One hears, though personally I do not know one, of people who pursue some obscure line of enquiry. They read books about their subject, they write page after page in the hope of persuading others to be equally interested. They are very interesting people should you wish to listen to the long-winded discussions they feel compelled to launch into at the slightest provocation.

I do know genealogists. They are a dime a dozen in my family. Hour upon hour is spent scraping the dredges of my mind for aunt Alice's second cousin's husband's name. Does it matter? To the genealogist it is of utmost importance as it fills a gap on a page of the family tree. When, a few weeks later, another meeting with the family scribe occurs it is so disheartening to have to relate the same piece of information again. Why? Because the original piece of paper on which the initial information was written has been lost in the filing system. The filing system! A box of paper would be a better description. It would be true to say that many of us who are not genealogists have more information on their computer under the scalp about who is who within the family than the aforesaid genealogist. However as an addiction, genealogy is harmless.

But, back to the point. I have an addiction. It is ..... now wait for it ..... WORDS! Every waking hour my mind runs amok with words. Should I hear a new word I am instantly curious as to its origin. A trip to the dictionary is a trip to the movie theatre. I spy a word.

Instantly I have a mental picture running through the brain of that word and all its concepts. I make a movie from a word.

Once I never knew words. I was but a child then. I learned to read. I learned to write, and from that moment on my addiction has grown in magnitude. It is harmless. Hopefully it isn't life shortening, and under proper control it can be useful.... some of the time anyway!

Saturday, June 5, 2010

Life Support

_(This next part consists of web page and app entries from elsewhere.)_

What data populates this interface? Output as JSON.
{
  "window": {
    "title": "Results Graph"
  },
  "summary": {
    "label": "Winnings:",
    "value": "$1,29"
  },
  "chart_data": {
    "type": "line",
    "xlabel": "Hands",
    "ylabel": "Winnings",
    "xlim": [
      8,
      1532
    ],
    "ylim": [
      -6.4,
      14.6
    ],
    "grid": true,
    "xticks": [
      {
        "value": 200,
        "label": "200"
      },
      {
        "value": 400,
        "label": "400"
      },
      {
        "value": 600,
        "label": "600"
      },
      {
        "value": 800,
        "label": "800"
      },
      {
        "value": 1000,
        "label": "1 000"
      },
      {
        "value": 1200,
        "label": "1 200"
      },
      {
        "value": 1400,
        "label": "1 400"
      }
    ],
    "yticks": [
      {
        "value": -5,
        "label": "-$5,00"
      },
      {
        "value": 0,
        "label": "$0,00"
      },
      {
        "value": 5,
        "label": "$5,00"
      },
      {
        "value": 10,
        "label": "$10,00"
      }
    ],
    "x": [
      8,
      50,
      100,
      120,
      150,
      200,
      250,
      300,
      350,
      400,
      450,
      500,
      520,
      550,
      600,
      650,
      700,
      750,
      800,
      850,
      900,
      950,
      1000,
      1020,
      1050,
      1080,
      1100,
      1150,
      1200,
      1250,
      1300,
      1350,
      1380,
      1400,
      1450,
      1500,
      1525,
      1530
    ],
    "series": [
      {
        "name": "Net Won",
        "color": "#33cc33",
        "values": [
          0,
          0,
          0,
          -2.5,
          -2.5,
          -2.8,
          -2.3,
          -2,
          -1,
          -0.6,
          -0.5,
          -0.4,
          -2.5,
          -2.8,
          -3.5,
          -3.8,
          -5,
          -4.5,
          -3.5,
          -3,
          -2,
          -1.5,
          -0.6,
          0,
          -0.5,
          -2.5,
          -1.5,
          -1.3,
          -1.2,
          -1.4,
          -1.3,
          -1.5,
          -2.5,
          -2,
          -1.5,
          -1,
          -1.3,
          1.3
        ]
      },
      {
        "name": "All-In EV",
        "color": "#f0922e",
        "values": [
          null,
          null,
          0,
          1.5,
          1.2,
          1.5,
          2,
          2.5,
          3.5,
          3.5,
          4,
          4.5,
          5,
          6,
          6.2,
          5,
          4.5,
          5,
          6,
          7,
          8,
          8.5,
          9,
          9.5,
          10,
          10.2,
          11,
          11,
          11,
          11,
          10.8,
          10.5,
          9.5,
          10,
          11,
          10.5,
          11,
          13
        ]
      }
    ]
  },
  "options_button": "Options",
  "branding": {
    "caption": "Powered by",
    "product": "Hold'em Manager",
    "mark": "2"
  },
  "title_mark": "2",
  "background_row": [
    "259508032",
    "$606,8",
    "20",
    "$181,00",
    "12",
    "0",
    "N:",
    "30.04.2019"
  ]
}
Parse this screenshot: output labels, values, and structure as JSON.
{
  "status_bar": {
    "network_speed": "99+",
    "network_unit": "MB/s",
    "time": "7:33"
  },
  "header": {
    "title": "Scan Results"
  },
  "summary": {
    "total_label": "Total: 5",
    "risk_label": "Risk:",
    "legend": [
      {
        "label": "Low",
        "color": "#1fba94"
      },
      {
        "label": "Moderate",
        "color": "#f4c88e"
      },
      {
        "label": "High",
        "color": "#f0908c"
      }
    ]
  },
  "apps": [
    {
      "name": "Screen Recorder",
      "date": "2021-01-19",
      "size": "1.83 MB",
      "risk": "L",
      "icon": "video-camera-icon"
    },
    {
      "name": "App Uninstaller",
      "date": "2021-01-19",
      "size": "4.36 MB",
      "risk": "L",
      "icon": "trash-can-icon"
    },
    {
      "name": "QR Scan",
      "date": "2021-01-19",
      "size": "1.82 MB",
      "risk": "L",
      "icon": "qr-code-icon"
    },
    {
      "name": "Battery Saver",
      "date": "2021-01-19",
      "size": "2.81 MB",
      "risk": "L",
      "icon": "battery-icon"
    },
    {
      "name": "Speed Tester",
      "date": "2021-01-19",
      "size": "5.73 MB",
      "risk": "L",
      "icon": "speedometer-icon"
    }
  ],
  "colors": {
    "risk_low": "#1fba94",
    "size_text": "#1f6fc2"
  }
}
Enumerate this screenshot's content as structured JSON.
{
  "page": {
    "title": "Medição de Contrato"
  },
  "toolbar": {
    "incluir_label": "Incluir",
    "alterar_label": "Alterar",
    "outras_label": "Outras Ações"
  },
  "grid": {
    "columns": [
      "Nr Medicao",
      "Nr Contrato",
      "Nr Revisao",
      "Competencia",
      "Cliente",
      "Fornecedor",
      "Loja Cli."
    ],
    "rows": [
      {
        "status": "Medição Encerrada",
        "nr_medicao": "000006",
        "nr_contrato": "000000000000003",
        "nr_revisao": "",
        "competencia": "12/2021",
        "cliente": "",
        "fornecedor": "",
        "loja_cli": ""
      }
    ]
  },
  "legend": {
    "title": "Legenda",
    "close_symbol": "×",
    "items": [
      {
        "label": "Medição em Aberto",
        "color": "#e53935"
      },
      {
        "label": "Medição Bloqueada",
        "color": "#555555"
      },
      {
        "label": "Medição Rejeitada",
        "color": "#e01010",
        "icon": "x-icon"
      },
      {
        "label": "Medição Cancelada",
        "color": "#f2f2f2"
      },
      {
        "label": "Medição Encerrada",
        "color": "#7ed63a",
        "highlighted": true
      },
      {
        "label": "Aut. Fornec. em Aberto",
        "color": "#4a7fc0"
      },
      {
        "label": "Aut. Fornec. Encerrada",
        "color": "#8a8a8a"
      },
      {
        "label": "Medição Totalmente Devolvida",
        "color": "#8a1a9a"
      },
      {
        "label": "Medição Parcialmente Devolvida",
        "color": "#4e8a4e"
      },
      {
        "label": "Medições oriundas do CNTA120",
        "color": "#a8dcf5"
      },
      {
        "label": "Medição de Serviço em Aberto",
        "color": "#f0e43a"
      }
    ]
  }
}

Rose's clambering embrace gave life support to weathered and near crippled Fence.

Years ago Fence was erected to replace a more ancient structure. Families living on either side spent endless hours oiling Fence, and spraying weed-killer on his foundations in an earnest endeavour to preserve his aged facade. Mother Nature had another agenda. Slowly, relentlessly, lichens took up residence on Fence's silvered exterior, attaching themselves to exposed regions. That coat gave him an almost distinguished appearance.

Rose's lineage was impeccable. Sturdy White Briar with feet firmly planted in the ground suckered sweetly perfumed, blowsy, Blush Pink. When severe pruning of the thorn-encrusted limbs destroyed Blush Pink, White Briar flourished. Spreading her arms she smothered Fence and edged her way towards the delicate lemon and cream honeysuckle clinging nearby.

One cruel winter's night a storm brewed from the west; wild winds gathered strength and hurtled debris through the darkened sky. Rose and aged Fence clung together against the onslaught of the screaming intruder, battling to remain upright as branches of their taller neighbours, and errant plastic bags, whipped by.

The calmness of the dawn revealed the devastation, in the centre of which Rose and Fence lay together, entwined in death as in life.